# [Given data]

⟨

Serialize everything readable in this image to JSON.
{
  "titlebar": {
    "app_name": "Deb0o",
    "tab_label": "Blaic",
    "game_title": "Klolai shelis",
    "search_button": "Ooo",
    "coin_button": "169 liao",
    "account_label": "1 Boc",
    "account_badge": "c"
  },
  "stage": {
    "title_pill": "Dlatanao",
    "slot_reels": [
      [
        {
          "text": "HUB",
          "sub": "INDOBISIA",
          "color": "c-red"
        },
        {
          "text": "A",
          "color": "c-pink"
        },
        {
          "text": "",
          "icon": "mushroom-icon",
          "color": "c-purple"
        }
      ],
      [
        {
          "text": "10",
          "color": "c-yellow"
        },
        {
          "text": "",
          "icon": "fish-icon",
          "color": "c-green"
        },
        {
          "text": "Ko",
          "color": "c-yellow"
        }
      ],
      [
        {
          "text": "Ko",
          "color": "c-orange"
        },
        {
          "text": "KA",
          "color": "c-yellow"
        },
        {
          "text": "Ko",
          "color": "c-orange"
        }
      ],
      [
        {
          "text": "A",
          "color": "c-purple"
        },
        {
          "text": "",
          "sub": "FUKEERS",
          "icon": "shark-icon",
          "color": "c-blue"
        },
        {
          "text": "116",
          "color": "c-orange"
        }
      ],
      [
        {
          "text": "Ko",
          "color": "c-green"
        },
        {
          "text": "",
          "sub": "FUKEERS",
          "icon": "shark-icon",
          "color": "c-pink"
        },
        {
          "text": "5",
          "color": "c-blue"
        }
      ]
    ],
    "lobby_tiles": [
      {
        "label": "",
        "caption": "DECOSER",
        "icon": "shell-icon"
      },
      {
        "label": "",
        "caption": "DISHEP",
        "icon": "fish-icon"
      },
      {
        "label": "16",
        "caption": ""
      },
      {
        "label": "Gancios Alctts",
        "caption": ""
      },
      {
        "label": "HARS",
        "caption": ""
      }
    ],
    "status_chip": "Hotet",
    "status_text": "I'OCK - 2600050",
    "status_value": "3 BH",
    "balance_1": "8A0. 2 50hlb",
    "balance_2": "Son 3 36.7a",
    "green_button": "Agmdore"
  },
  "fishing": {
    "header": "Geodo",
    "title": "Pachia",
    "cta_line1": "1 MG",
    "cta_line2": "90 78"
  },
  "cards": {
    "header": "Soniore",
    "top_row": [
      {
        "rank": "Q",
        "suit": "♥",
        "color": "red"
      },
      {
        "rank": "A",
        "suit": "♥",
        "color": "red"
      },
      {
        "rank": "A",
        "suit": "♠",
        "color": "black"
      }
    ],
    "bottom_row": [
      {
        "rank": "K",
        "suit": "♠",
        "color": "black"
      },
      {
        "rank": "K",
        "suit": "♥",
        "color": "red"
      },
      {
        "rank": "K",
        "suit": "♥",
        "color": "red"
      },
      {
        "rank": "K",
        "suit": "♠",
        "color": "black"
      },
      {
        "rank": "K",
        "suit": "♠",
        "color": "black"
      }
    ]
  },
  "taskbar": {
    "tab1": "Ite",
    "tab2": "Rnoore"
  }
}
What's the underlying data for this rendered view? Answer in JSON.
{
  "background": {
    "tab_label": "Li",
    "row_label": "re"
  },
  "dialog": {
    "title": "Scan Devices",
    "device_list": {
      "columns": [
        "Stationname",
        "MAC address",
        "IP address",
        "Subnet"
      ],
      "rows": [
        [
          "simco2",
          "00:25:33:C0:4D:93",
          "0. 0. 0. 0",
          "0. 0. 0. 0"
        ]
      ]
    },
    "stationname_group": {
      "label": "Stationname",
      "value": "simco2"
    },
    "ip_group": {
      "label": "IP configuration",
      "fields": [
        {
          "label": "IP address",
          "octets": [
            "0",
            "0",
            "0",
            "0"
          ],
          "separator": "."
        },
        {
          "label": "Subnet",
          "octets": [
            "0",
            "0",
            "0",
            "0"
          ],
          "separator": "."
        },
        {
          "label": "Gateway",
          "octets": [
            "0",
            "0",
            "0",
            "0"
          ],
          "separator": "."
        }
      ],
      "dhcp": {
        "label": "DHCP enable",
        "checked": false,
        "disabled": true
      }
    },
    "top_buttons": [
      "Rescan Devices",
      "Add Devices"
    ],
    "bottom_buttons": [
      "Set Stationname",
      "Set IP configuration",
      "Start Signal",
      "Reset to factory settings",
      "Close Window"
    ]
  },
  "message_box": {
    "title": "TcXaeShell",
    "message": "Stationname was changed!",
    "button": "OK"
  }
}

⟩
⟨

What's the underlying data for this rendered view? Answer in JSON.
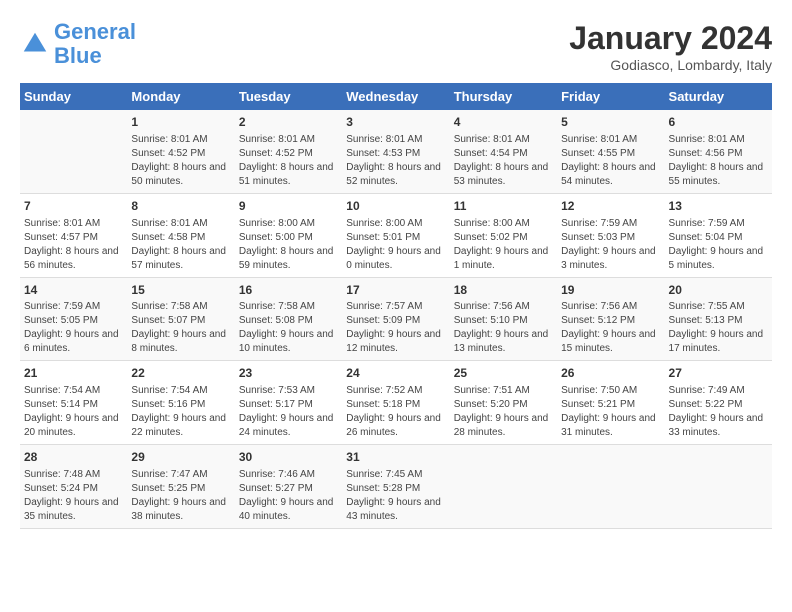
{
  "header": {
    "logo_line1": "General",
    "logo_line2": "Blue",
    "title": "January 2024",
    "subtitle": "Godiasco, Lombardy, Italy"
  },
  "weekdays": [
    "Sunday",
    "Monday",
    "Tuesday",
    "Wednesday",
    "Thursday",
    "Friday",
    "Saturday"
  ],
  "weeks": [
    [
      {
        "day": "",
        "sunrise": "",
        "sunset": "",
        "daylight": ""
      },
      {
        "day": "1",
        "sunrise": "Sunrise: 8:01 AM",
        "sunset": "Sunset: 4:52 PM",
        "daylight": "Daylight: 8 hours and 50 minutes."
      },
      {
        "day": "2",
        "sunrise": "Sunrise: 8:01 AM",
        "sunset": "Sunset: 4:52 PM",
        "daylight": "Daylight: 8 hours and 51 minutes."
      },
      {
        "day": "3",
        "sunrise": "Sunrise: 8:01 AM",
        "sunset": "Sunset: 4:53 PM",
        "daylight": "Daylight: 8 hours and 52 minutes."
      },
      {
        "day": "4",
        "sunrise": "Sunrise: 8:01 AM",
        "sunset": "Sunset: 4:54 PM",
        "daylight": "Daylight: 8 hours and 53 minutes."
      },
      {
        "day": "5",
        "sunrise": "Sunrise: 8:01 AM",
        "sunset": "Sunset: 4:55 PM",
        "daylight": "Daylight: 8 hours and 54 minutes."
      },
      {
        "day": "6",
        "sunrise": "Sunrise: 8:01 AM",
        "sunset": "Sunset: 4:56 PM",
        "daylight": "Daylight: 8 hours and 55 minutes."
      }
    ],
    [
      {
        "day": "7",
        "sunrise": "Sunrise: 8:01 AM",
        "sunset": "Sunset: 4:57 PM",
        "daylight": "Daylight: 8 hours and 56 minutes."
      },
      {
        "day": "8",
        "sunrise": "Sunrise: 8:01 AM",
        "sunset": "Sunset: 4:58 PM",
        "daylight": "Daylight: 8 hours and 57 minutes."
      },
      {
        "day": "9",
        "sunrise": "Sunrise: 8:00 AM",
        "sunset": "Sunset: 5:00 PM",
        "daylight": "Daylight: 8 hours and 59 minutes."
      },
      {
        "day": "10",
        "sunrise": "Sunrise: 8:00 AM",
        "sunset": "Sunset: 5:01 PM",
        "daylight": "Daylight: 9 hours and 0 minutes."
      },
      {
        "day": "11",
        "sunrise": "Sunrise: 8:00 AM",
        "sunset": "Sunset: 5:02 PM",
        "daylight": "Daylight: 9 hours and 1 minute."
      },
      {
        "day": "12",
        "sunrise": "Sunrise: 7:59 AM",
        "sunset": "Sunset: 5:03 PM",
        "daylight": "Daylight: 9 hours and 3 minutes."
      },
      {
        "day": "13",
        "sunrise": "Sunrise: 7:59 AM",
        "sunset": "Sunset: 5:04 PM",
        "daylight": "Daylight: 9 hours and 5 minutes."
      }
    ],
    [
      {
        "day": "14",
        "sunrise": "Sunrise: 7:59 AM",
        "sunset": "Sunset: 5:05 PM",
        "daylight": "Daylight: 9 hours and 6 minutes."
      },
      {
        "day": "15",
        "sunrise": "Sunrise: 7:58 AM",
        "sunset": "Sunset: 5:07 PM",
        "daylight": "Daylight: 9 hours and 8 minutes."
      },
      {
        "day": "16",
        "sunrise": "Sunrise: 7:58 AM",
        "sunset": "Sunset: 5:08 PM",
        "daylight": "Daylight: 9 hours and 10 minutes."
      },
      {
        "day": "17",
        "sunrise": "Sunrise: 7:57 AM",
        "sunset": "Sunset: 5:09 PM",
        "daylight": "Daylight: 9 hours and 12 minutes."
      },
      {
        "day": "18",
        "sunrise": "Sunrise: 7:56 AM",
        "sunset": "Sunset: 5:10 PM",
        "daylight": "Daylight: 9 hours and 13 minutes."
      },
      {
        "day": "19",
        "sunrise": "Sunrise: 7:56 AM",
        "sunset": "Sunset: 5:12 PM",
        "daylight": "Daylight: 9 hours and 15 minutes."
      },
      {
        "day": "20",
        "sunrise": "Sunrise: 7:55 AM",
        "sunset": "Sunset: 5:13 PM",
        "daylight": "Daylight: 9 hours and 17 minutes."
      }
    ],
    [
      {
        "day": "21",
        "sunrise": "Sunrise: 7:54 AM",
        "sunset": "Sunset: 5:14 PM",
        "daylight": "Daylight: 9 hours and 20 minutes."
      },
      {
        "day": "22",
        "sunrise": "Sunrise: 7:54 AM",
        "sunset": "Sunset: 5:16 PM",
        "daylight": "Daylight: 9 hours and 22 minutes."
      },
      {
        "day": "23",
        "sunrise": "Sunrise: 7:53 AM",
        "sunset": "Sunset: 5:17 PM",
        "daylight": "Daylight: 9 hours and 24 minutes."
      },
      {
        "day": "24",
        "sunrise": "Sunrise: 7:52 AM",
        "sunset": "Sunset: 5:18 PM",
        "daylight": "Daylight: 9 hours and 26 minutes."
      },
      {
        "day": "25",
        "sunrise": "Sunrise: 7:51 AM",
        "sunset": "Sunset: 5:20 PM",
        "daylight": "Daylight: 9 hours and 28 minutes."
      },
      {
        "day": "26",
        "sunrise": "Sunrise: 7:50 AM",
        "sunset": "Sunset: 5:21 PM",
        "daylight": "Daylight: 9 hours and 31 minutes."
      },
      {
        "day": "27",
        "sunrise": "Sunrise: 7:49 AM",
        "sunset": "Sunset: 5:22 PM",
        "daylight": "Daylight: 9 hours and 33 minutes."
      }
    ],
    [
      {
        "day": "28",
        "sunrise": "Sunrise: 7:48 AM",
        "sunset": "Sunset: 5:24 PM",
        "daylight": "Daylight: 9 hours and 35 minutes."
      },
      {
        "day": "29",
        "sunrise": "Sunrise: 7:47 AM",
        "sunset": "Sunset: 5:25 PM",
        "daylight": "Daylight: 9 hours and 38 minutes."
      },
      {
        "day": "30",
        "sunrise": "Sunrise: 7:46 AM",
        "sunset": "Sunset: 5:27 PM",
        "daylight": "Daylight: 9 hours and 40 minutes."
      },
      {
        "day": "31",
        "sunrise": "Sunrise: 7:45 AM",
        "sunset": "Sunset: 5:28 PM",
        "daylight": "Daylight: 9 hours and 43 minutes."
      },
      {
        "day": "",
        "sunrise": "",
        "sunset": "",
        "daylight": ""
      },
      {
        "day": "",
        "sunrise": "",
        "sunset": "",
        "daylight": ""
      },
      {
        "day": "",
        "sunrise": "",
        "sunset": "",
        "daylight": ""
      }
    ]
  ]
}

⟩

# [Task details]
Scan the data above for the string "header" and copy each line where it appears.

# [Solution for this task]
    "header": "Geodo",
    "header": "Soniore",
  "header": {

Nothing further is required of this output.